**Problem**
Each line of the data that includes the string "example" is to be copied out.

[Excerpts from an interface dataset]

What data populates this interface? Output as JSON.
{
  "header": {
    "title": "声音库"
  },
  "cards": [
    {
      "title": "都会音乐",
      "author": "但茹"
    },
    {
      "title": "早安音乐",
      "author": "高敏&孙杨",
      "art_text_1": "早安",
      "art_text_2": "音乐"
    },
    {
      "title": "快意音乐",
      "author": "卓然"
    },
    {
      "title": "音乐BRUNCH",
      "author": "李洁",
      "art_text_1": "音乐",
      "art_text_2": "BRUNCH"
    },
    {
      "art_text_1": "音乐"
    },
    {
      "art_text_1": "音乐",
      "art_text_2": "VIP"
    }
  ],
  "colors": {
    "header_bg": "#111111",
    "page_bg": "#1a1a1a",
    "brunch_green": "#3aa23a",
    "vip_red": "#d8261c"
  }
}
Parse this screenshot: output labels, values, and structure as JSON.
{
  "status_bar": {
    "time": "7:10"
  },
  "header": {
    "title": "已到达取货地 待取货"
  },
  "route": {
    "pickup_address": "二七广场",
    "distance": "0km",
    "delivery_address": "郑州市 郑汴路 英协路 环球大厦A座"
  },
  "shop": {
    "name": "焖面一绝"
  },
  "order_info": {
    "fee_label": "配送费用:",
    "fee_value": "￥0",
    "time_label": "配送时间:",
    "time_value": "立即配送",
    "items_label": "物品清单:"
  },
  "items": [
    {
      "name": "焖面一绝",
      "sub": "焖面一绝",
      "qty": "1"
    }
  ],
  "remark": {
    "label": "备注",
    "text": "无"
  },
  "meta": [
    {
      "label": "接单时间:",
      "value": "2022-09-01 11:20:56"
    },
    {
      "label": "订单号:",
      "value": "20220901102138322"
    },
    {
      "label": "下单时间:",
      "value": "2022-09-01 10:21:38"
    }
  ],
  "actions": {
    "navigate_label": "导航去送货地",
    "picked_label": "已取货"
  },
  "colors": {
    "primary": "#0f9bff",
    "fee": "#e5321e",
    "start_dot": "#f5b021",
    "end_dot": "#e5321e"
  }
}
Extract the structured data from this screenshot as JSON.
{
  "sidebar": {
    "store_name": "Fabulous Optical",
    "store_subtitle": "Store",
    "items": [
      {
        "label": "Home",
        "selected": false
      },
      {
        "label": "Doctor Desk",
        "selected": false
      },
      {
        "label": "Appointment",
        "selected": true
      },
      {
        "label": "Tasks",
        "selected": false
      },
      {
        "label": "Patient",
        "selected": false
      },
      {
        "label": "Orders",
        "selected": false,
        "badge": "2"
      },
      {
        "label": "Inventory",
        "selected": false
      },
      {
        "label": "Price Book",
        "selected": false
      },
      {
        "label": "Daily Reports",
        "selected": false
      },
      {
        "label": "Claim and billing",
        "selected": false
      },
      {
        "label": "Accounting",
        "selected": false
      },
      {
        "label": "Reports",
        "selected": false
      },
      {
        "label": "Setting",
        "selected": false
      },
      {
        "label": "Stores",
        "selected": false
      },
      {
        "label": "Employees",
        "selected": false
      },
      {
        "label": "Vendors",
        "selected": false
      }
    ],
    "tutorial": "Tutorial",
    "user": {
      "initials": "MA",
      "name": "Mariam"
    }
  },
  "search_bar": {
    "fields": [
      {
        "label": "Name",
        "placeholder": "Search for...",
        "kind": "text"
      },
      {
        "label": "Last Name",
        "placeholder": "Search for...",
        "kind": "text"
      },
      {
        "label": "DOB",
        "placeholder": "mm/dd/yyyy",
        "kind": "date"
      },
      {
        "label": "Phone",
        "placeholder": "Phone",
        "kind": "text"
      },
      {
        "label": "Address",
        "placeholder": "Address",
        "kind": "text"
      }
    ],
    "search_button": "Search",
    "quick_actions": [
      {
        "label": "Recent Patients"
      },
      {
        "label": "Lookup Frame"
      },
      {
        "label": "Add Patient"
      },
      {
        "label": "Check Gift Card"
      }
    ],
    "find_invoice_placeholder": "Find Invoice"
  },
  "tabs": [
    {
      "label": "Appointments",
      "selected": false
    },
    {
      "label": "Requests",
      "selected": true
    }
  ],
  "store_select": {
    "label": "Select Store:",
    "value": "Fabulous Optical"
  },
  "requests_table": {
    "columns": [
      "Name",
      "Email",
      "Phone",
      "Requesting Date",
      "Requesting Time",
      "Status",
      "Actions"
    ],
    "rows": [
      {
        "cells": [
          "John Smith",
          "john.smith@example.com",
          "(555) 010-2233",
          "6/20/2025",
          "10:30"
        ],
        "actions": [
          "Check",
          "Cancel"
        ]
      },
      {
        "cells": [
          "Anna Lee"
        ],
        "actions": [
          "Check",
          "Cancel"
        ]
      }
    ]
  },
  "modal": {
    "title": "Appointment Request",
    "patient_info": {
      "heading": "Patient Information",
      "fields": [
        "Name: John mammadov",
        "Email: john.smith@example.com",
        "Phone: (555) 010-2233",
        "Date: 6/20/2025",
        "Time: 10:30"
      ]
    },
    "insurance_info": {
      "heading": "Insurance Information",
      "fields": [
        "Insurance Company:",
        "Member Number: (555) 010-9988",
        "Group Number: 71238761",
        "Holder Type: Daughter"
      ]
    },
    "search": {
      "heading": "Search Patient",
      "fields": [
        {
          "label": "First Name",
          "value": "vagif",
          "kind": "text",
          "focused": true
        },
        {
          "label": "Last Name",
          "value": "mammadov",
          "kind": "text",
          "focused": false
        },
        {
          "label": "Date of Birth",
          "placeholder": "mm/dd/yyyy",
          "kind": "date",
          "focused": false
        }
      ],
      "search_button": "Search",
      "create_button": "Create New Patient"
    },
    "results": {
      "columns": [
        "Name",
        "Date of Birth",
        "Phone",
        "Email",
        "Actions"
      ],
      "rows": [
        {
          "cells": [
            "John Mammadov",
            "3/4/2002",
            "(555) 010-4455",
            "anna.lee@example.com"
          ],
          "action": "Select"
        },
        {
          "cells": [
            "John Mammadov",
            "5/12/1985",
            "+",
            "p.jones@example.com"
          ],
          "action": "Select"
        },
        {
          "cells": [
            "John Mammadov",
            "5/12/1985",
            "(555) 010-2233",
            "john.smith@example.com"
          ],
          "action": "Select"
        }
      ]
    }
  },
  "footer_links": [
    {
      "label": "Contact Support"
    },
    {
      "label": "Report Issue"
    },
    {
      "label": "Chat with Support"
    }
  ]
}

**Solution for this exercise**
          "john.smith@example.com",
        "Email: john.smith@example.com",
            "anna.lee@example.com"
            "p.jones@example.com"
            "john.smith@example.com"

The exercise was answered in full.